Are they two different entities or one and the same? Let us discuss PMS vs. PMDD in the following article and learn the subtle differences between these two conditions affecting menstruating women.
Suffering from cramps and mood swings? You know it is a sign of premenstrual syndrome that indicates your menstrual cycle is soon to make an appearance. But, are you aware of another term similar to premenstrual syndrome (PMS) called premenstrual dysphoric disorder (PMDD)? Both share the same symptoms that occur a week or two before the start of monthly menses. The symptoms reduce soon after the menstruation begins or a day or so after. So, what is the difference between the two? And how would you know if you are suffering from one or the other? The following paragraphs will discuss the difference between the two that will help you understand the elusive points wherein they differ from one another.
What is Premenstrual Syndrome and Premenstrual Dysphoric Disorder?
Women tend to suffer from many physical as well as emotional changes during the time of their menstruation cycle. These unpleasant psychological as well as physical symptoms are a part of their regular menstruation cycle. In majority of the cases, women tend to suffer from the milder form, that is, PMS. A few women, however, suffer from severe symptoms or PMDD that tend to cause many problems in their daily lives.
Premenstrual Syndrome (PMS)
It is a broad term that is used to describe the different patterns of physical, emotional and behavioral changes occurring in a woman. These changes occur about a week or two before a woman starts with her menses. It seems to affect about 30 to 80% of the women in their reproductive age. The symptoms are as follows:
- Sleep disturbance
- Increase in appetite
- Abdominal bloating
- Breast tenderness
- Weight gain
- Concentration problems
- Acne eruptions
- Muscle aches
- Increase in emotional sensitivity
- Social withdrawal
Premenstrual Dysphoric Disorder (PMDD)
PMDD is another clinical manifestation that occurs a week or two before the start of a woman’s menses. It is, however, characterized as the most severe form of PMS. If you go through the symptoms of PMDD below, you will find that they are more or less similar to symptoms of Premenstrual Syndrome mentioned above.
- Extreme anger
- Mood swings
- Change in appetite
- Extreme sensitivity
- Inability to concentrate or focus
- Insomnia or sleeping excessively
- Weight gain
- Body aches and joint pain
- Feeling out of control
- Severe tension and hopelessness
Now, the symptoms may seem similar to PMS, but the intensity of the PMDD symptoms is far greater. This condition needs psychiatric diagnosis and is classified as the ‘depressive disorder not otherwise specified’ in the DSM-IV-TR. The symptoms of PMDD are more focused on the changes in mood than physical symptoms. It tends to have an extremely debilitating effect on the life of the woman experiencing it.
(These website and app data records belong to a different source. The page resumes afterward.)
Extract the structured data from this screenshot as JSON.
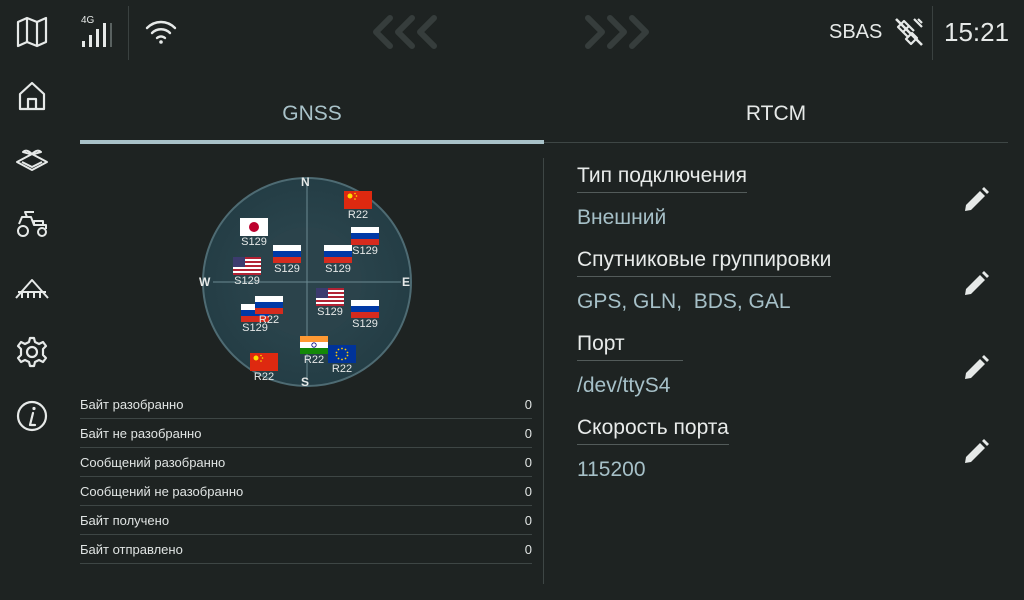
{
  "topbar": {
    "network_type": "4G",
    "sbas_label": "SBAS",
    "clock": "15:21",
    "left_arrows": "‹‹‹",
    "right_arrows": "›››"
  },
  "sidebar": {
    "items": [
      {
        "icon": "map-icon"
      },
      {
        "icon": "home-icon"
      },
      {
        "icon": "field-icon"
      },
      {
        "icon": "tractor-icon"
      },
      {
        "icon": "implement-icon"
      },
      {
        "icon": "gear-icon"
      },
      {
        "icon": "info-icon"
      }
    ]
  },
  "tabs": [
    {
      "label": "GNSS",
      "active": true
    },
    {
      "label": "RTCM",
      "active": false
    }
  ],
  "skyplot": {
    "north": "N",
    "south": "S",
    "east": "E",
    "west": "W",
    "satellites": [
      {
        "flag": "china",
        "label": "R22"
      },
      {
        "flag": "japan",
        "label": "S129"
      },
      {
        "flag": "russia",
        "label": "S129"
      },
      {
        "flag": "russia",
        "label": "S129"
      },
      {
        "flag": "russia",
        "label": "S129"
      },
      {
        "flag": "usa",
        "label": "S129"
      },
      {
        "flag": "usa",
        "label": "S129"
      },
      {
        "flag": "russia",
        "label": "S129"
      },
      {
        "flag": "russia",
        "label": "S129"
      },
      {
        "flag": "russia",
        "label": "R22"
      },
      {
        "flag": "china",
        "label": "R22"
      },
      {
        "flag": "india",
        "label": "R22"
      },
      {
        "flag": "eu",
        "label": "R22"
      }
    ]
  },
  "stats": [
    {
      "label": "Байт разобранно",
      "value": "0"
    },
    {
      "label": "Байт не разобранно",
      "value": "0"
    },
    {
      "label": "Сообщений разобранно",
      "value": "0"
    },
    {
      "label": "Сообщений не разобранно",
      "value": "0"
    },
    {
      "label": "Байт получено",
      "value": "0"
    },
    {
      "label": "Байт отправлено",
      "value": "0"
    }
  ],
  "settings": [
    {
      "label": "Тип подключения",
      "value": "Внешний"
    },
    {
      "label": "Спутниковые группировки",
      "value": "GPS, GLN,  BDS, GAL"
    },
    {
      "label": "Порт",
      "value": "/dev/ttyS4"
    },
    {
      "label": "Скорость порта",
      "value": "115200"
    }
  ],
  "colors": {
    "background": "#1e2322",
    "accent": "#a9c2c9",
    "value_text": "#a6c0c8"
  }
}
Difference between Premenstrual Syndrome and Premenstrual Dysphoric Disorder
It is necessary to diagnose and differentiate between the elusive symptoms of each of these clinical manifestations. The differences that help one differentiate between the two are as follows:
- The symptoms of PMDD are very severe and cause a debilitating effect on the daily life of a woman.
- The symptoms of PMS are milder and does not affect the life of a woman gravely.
- Women suffering from PMDD have problems completing their daily tasks.
- PMS does not cause problems when performing daily tasks.
- PMDD is less common and affects only about 3% to 5% of the women.
- PMS is very common and affects 30% to 80% of the women.
- PMDD is seen affecting women with a history of depression, bipolar depression or any other mental condition.
- Women with PMDD have a strong urge to commit suicide, which is not the case with women suffering from PMS.
- PMDD leads to social impairment as it interferes with their daily lives. Women with PMDD begin to develop relationship problems with their husbands, children and other people due to severe mood swings.
How to Treat Premenstrual Syndrome and Premenstrual Dysphoric Disorder?
In case of PMS, one needs to relax and rest to relieve the symptoms. A nice hot bath will help reduce the aches and pains. One should avoid junk food and eat more of fresh fruits and vegetables. One may even speak to their doctor and get some medications prescribed. When it comes to PMDD, it is very important to seek medical help. This is because the symptoms are very severe and cause problems with a woman’s daily life as well as her relationships. The doctor will prescribe medications and behavioral therapy to control one’s anger, irritability and depression. A change in diet will also be recommended to overcome nutritional deficiencies. The doctor may prescribe antidepressant medications, antianxiety drugs, hormonal supplements and diuretics to treat PMDD.
It is important to know the difference between PMS and PMDD to be able to seek medical help accordingly. Every month, one has to undergo the grueling effects of menstruation. However, knowing the subtle differences can make all the difference to help end your monthly suffering for good.